### [What you have to do]
In the listing that follows, copy out each line that includes the word "text".

### [Entries provided]

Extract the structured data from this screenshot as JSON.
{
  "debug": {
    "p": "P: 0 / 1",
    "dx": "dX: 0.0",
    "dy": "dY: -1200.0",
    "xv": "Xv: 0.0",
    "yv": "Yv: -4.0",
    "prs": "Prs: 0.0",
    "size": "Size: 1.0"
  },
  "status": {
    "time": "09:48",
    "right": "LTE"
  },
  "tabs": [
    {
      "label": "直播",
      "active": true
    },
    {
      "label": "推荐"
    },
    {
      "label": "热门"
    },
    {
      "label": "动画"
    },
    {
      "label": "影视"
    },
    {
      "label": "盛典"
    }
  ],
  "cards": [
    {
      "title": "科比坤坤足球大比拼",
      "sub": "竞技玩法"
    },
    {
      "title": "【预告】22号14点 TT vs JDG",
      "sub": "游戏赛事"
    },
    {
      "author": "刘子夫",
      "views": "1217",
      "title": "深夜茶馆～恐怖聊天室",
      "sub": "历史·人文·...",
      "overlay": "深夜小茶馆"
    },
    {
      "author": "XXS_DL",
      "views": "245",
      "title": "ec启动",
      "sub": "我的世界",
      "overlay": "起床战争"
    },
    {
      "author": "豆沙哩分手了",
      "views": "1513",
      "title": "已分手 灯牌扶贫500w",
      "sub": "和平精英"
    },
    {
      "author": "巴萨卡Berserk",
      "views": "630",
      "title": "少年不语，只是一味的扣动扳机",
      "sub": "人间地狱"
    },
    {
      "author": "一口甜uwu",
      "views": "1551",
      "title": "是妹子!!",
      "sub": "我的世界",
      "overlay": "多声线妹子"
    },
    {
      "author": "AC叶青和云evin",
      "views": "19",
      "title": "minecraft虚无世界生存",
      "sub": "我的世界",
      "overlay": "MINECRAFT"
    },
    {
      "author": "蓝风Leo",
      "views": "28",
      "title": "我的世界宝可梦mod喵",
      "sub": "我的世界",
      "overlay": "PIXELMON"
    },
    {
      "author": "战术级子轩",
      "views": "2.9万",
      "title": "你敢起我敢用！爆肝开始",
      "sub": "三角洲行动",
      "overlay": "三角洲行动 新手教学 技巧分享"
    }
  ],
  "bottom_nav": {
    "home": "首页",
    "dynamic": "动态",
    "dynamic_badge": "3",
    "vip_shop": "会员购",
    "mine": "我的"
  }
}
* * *
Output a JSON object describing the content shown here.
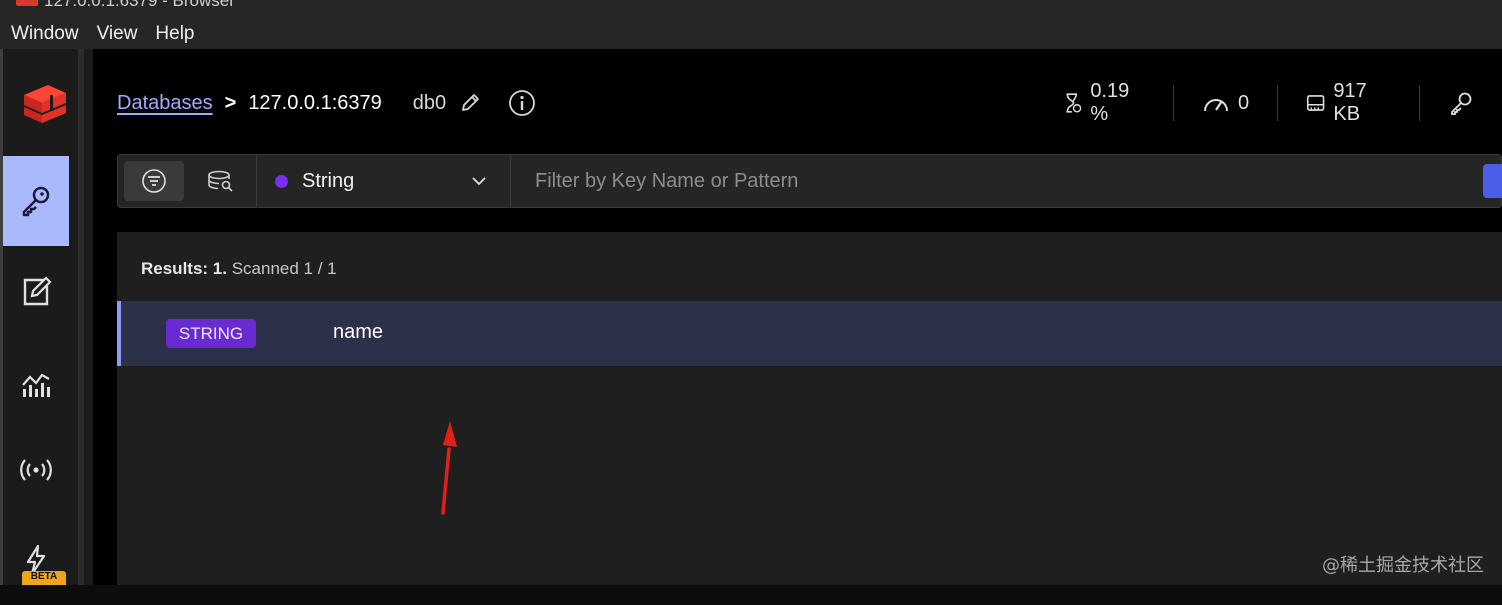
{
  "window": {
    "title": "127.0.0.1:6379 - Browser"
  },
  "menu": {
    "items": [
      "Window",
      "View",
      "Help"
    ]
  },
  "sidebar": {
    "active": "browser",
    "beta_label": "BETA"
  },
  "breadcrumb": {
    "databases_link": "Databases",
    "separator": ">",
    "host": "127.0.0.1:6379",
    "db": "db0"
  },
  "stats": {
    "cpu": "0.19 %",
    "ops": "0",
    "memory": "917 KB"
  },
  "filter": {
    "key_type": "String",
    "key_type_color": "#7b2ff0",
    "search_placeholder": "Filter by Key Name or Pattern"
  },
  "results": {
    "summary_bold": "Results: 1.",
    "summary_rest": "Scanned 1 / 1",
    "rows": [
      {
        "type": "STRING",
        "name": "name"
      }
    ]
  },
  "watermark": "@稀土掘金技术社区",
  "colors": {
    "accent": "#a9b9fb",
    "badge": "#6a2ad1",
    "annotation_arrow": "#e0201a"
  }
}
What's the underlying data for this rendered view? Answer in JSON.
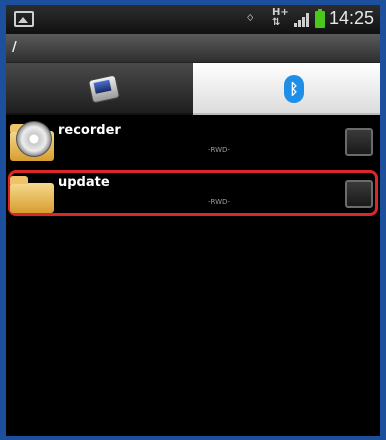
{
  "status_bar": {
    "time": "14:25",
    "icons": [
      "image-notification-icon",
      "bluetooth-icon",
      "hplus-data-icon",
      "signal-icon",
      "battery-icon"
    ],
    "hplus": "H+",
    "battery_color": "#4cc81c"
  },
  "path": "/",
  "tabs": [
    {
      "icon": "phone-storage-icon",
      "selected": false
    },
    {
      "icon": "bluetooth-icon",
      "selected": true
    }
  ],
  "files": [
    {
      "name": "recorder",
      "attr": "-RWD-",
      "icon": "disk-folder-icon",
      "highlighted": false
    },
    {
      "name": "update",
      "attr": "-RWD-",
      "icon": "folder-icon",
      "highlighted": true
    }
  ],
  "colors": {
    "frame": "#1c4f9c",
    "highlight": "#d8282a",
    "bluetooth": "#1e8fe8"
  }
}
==
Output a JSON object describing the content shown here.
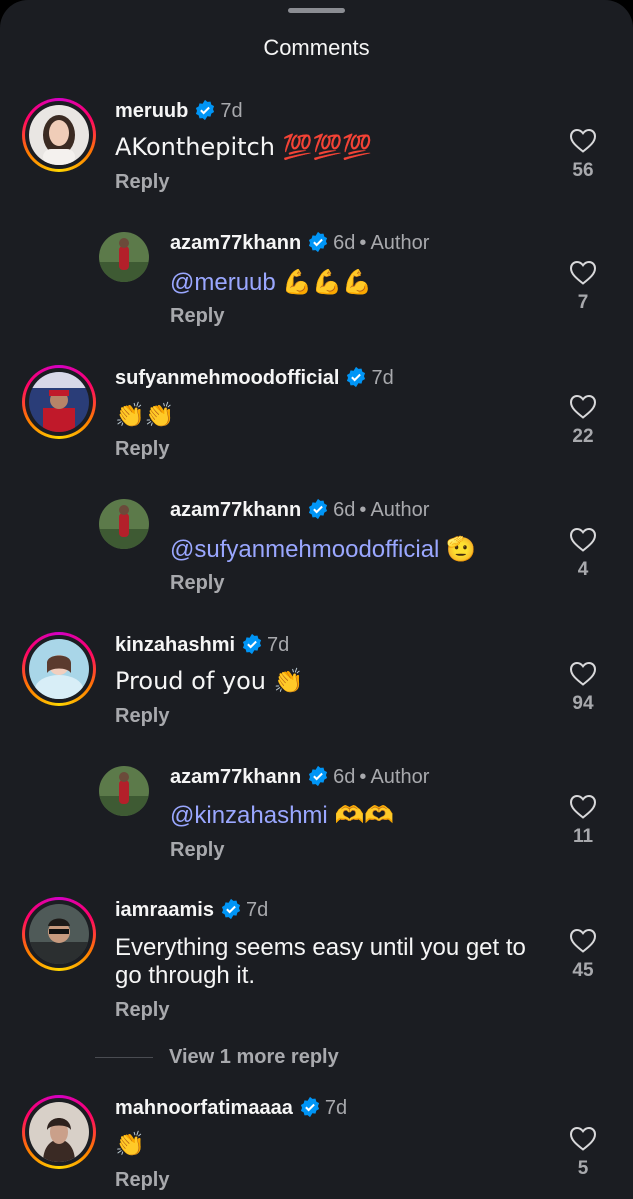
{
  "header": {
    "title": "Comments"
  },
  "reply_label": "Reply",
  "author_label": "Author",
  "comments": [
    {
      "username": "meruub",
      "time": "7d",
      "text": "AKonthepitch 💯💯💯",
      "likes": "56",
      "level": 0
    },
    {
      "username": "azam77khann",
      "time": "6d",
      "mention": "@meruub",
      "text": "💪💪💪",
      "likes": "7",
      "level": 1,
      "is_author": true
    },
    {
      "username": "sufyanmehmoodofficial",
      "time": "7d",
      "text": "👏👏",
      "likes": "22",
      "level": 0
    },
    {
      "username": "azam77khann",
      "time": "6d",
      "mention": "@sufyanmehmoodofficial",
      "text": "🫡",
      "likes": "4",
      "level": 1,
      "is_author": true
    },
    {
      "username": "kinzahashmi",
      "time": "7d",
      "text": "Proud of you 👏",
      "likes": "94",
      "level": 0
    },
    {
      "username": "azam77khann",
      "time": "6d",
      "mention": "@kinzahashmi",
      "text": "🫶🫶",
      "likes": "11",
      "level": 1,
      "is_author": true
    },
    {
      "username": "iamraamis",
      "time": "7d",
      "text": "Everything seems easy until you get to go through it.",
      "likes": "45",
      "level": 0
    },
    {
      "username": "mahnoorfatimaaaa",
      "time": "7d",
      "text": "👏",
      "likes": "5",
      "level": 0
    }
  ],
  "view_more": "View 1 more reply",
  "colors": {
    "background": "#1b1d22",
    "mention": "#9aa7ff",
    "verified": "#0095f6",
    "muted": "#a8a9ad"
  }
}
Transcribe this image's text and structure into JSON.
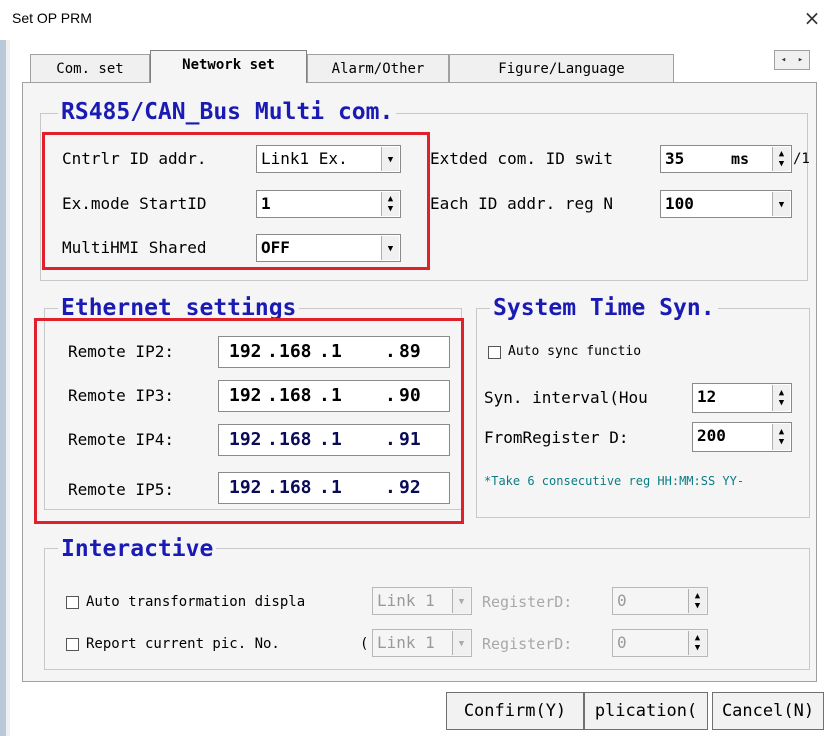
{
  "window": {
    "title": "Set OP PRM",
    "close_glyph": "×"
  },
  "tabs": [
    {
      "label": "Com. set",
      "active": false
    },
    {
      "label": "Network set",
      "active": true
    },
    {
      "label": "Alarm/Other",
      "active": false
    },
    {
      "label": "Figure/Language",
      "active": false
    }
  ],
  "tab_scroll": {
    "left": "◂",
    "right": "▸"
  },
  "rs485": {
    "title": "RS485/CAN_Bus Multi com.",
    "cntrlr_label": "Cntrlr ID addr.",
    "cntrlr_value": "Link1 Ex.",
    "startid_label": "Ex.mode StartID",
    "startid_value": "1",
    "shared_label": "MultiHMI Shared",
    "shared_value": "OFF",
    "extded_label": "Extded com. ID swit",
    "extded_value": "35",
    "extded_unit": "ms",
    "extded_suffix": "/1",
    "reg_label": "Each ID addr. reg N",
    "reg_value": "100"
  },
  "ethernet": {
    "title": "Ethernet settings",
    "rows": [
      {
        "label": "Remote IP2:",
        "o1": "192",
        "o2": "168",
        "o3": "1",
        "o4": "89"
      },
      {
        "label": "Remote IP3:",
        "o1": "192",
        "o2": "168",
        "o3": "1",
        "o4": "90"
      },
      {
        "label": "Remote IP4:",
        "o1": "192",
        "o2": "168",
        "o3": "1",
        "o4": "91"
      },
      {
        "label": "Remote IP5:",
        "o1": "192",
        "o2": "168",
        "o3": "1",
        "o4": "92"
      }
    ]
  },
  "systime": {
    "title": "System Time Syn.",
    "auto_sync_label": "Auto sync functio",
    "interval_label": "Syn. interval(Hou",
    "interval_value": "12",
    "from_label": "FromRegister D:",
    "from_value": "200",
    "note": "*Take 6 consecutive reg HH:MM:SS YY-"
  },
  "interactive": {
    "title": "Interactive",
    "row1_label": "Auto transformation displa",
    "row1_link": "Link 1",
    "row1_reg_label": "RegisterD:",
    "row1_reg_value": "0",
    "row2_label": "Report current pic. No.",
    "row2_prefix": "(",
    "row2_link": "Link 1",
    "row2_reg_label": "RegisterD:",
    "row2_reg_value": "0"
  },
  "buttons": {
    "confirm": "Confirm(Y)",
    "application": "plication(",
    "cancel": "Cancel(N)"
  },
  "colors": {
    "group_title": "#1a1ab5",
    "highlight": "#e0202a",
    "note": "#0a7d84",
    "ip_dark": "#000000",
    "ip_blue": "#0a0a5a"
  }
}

### [Answer space]
      "text": "AKonthepitch 💯💯💯",
      "text": "💪💪💪",
      "text": "👏👏",
      "text": "🫡",
      "text": "Proud of you 👏",
      "text": "🫶🫶",
      "text": "Everything seems easy until you get to go through it.",
      "text": "👏",
Transcribe this image's text and structure into JSON.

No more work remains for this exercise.